On 16th July 2011 Iran’s army attacked Iraq’s Kurdistan. These attacks are still going on. The reason given for these attacks is that Iran claims that a Kurdish political party (PJAK) holds its headquarters there. But suffocating PJAK isn’t the only reason why Iran is attacking Iraq’s Kurdistan – it’s also secretly hoping for the abolition of Kurdish autonomy. According to UN rules, the USA, as a conqueror, must defend the Iraqi border. But the USA remains silent and takes no action against these Iranian attacks. In addition to this, the USA is in tight collaboration with Turkey by giving them the exact whereabouts of Kurdish guerilla fighters, first filming them with their newest technological equipment. Turkey then hands this information forward to the Iranian army. Thus, in an indirect manner, Iran and the USA are collaborating, joining their forces against the Kurds. The last reason for the attacks is Iran’s will to take hold of the Qandil mountains, which is the base of the Kurdish guerilla fighters. If Iran gets hold of the Qandil mountains, it will inevitably transform them into an Al Qaida base. So far 200 people have died in these attacks by the government, and more than 1,000 families have been forced to leave their home in the countryside and flee. The Qandil mountains are located between the borders of Iran, Iraq and Turkey. In this war, Iran’s victory means Al Qaida’s victory.

As superpowers, the EU and the USA have a duty to interfere in the continuous violations of human rights and the ethnocide that’s going on against the Kurds in the region of Iran, Syria and Turkey.  Interfering will also bring benefits to the EU and the USA because, if the political situation in the Middle-East is stabilized, fewer immigrants, notably Kurds, will flee to the West. The solving of the Kurdish question can be used to bring peace to the whole region.

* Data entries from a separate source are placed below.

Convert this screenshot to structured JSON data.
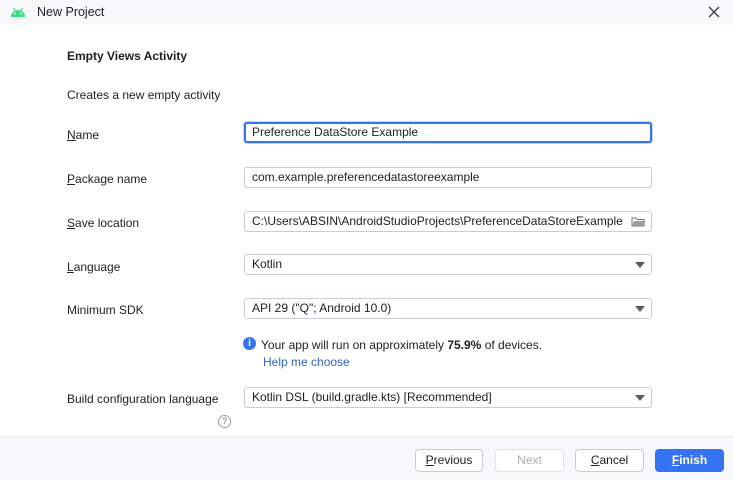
{
  "window": {
    "title": "New Project",
    "app_icon": "android-icon",
    "close_icon": "close-icon"
  },
  "form": {
    "heading": "Empty Views Activity",
    "description": "Creates a new empty activity",
    "name": {
      "label_mnemonic": "N",
      "label_rest": "ame",
      "value": "Preference DataStore Example"
    },
    "package": {
      "label_mnemonic": "P",
      "label_rest": "ackage name",
      "value": "com.example.preferencedatastoreexample"
    },
    "save_location": {
      "label_mnemonic": "S",
      "label_rest": "ave location",
      "value": "C:\\Users\\ABSIN\\AndroidStudioProjects\\PreferenceDataStoreExample",
      "icon": "folder-icon"
    },
    "language": {
      "label_mnemonic": "L",
      "label_rest": "anguage",
      "value": "Kotlin"
    },
    "min_sdk": {
      "label": "Minimum SDK",
      "value": "API 29 (\"Q\"; Android 10.0)"
    },
    "info": {
      "icon": "info-icon",
      "text_before": "Your app will run on approximately ",
      "percent": "75.9%",
      "text_after": " of devices.",
      "link": "Help me choose"
    },
    "build_config": {
      "label": "Build configuration language",
      "help_icon": "help-icon",
      "value": "Kotlin DSL (build.gradle.kts) [Recommended]"
    }
  },
  "footer": {
    "previous": {
      "mnemonic": "P",
      "rest": "revious"
    },
    "next": "Next",
    "cancel": {
      "mnemonic": "C",
      "rest": "ancel"
    },
    "finish": {
      "mnemonic": "F",
      "rest": "inish"
    }
  },
  "colors": {
    "accent": "#3574f0",
    "link": "#2f65ca",
    "window_bg": "#f7f8fa",
    "content_bg": "#ffffff"
  }
}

Activists everywhere in the world are fighting to stop animals from becoming extinct, and everyone is touched by the struggling pandas. It would be nice if the same energy and effort was put to solving the Kurdish question, so that the aboriginal people of the Mesopotamia – the cradle of the world – will not become extinct as well.

 Mohammed Salehzadeh is a researcher and expert on the politics of  North-Africa and the Middle-East. He is based in Helsinki, Finland.